The opportunity for Xcel, the top wind operator among US utilities, followed its 2009 request for proposals, where the winning bid for a 200MW project stalled because a rancher took legal action over allowing transmission on his land. But the apparent misfortune allowed Xcel to convince the Colorado Public Utilities Commission that reopening solicitations would benefit electricity ratepayers, which resulted in 9GW of new proposals early this year.
The winning bid, US renewables firm NextEra Energy's 200MW Limon wind project, is in a different location and comprises 125 GE 1.6MW turbines with 100-metre rotors. It cuts 40% from the price of the scuttled project by averaging roughly $35/MWh over a 25-year power-purchase agreement (PPA).
NextEra was able to provide such a low price partly because of the larger rotor-swept area - a typical GE machine has a rotor-swept area of around 80 metres.
While turbine prices have dropped worldwide as manufacturers struggle to find buyers, low natural-gas prices force US developers to compete for PPAs in a time of flat electricity demand. Technological advances have in effect upgraded GE's 1.5MW machine to 1.6MW - meaning roughly eight fewer turbines to produce 200MW. Increased blade lengths have brought an uptick in capacity factors - the percentage of power a turbine produces relative to the number on its nameplate.

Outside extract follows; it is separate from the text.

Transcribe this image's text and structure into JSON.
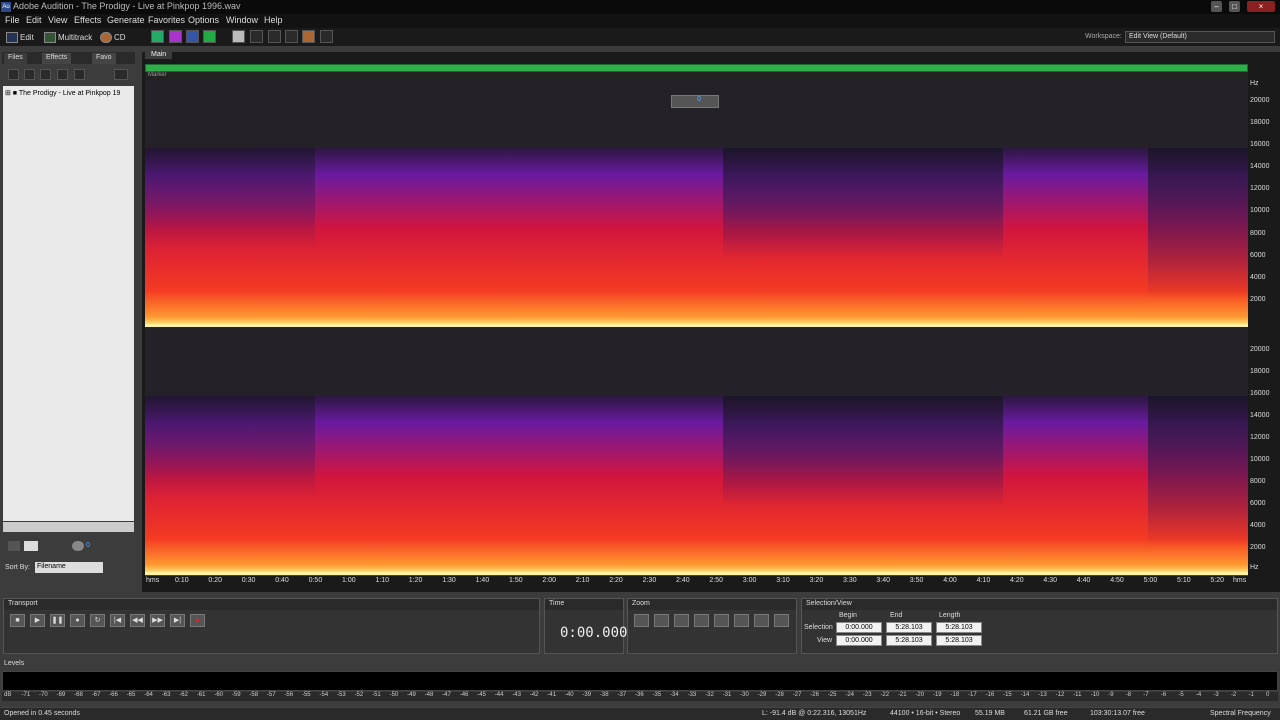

Rising capacity factor
Tim Kawakami, director of purchased power for Minnesota-based Xcel's eight-state service area, said: "Capacity factors that we had seen in previous solicitations, which ran into 30% and the low forties, are now into the high forties and even 50% in some cases."
Not everyone, however, believes that the race to lower project costs is for the best. "I think it's very dangerous," said John Calaway, director of wind development for US wind and transmission firm Pattern Energy, which has recently completed major projects in California and Canada. "If we set up the expectations that those types of returns are acceptable, then the industry will suffer dramatically."
"Prices are in the tank," he said. "And that's why we're not participating at all in the centre of the United States right now. We can't make any business sense whatsoever of the economics. There are going to be people like NextEra who take low returns and, if they want to stomach it, then good luck to them. Their cost of capital is probably the lowest in the business."